=== Task statement ===
Copy each line below in which the string "this" appears.
Given information Block Start
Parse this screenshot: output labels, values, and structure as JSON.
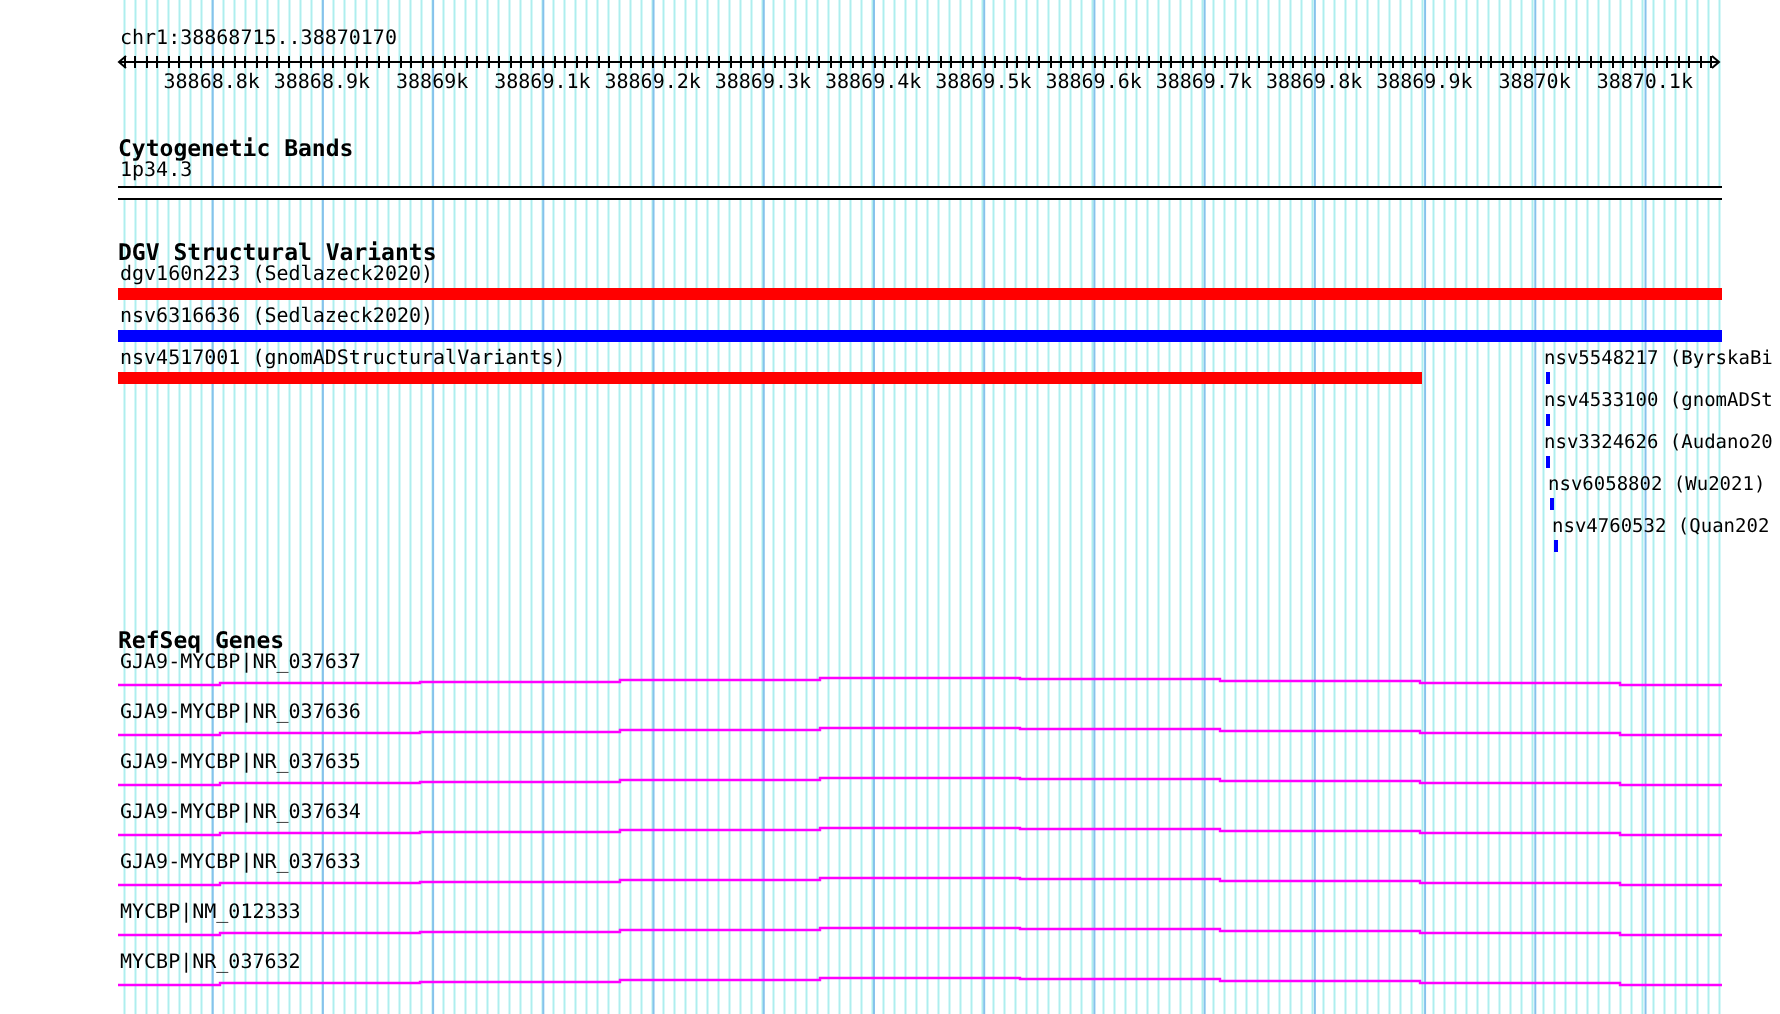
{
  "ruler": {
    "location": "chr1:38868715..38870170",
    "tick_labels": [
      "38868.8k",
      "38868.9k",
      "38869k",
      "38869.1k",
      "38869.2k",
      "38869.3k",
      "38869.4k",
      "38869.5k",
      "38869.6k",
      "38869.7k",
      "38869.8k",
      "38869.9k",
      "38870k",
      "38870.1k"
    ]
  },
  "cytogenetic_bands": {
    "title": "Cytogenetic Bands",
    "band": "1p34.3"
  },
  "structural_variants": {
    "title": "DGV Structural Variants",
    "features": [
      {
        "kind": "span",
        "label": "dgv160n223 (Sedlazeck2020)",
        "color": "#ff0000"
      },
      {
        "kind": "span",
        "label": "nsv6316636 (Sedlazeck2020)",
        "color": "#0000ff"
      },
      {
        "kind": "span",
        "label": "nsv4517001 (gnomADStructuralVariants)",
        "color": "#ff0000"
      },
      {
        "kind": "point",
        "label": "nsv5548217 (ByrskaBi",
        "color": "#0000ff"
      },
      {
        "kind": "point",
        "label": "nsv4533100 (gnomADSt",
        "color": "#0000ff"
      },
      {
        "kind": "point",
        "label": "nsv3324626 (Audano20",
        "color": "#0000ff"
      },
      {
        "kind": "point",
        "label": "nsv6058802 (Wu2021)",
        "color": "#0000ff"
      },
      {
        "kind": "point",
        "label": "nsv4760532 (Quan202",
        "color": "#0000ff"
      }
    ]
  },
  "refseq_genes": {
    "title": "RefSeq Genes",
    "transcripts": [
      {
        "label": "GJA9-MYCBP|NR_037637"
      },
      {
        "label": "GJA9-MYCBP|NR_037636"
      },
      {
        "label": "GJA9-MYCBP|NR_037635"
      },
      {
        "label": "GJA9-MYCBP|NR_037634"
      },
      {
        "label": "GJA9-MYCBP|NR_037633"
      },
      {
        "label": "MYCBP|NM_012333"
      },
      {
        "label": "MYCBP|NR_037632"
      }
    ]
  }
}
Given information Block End
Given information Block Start
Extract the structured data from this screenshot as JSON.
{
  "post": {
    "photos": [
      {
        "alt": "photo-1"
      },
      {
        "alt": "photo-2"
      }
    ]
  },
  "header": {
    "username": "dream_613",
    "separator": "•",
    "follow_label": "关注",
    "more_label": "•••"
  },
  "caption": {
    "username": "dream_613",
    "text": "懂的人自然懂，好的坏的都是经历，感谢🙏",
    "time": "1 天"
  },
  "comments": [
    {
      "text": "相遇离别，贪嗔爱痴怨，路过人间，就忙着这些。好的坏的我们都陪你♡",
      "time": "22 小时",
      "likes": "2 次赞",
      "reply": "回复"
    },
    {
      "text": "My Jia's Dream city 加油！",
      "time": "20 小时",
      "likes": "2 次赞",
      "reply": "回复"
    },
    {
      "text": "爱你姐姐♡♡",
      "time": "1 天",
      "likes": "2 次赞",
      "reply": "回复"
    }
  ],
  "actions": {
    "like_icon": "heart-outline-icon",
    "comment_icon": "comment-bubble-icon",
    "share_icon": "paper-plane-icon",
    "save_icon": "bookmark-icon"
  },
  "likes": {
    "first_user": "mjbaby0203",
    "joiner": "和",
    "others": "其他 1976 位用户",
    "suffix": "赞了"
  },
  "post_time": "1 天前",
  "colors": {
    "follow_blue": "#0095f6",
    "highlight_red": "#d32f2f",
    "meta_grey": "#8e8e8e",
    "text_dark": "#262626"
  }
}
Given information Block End
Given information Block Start
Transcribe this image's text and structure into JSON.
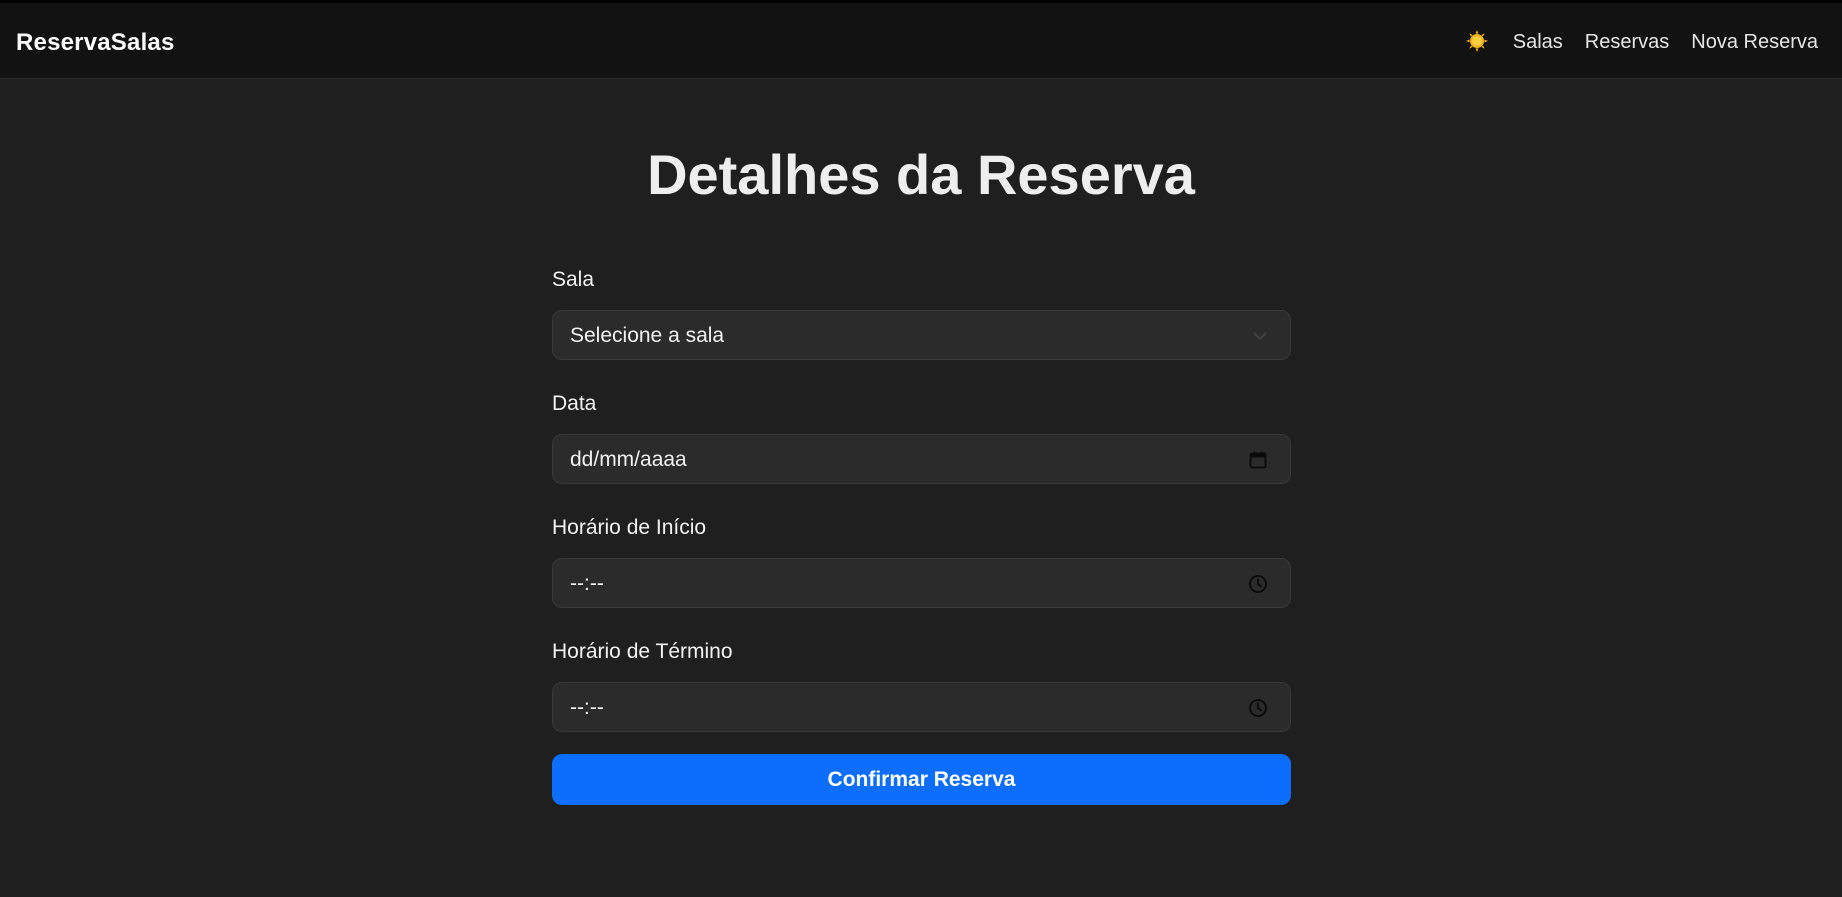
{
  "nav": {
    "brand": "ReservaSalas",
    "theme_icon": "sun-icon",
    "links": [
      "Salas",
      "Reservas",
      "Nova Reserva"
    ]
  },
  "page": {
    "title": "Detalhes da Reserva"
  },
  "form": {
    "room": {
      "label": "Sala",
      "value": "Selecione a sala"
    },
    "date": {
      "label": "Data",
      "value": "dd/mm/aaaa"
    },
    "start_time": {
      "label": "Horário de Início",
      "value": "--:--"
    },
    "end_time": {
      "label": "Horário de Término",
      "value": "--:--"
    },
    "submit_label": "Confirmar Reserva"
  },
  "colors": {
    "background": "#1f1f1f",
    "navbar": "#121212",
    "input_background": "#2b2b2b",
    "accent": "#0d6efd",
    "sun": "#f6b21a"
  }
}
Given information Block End
=== Written response ===
Parse this screenshot: output labels, values, and structure as JSON.
Extract the structured data from this screenshot as JSON.
Transcribe this image's text and structure into JSON.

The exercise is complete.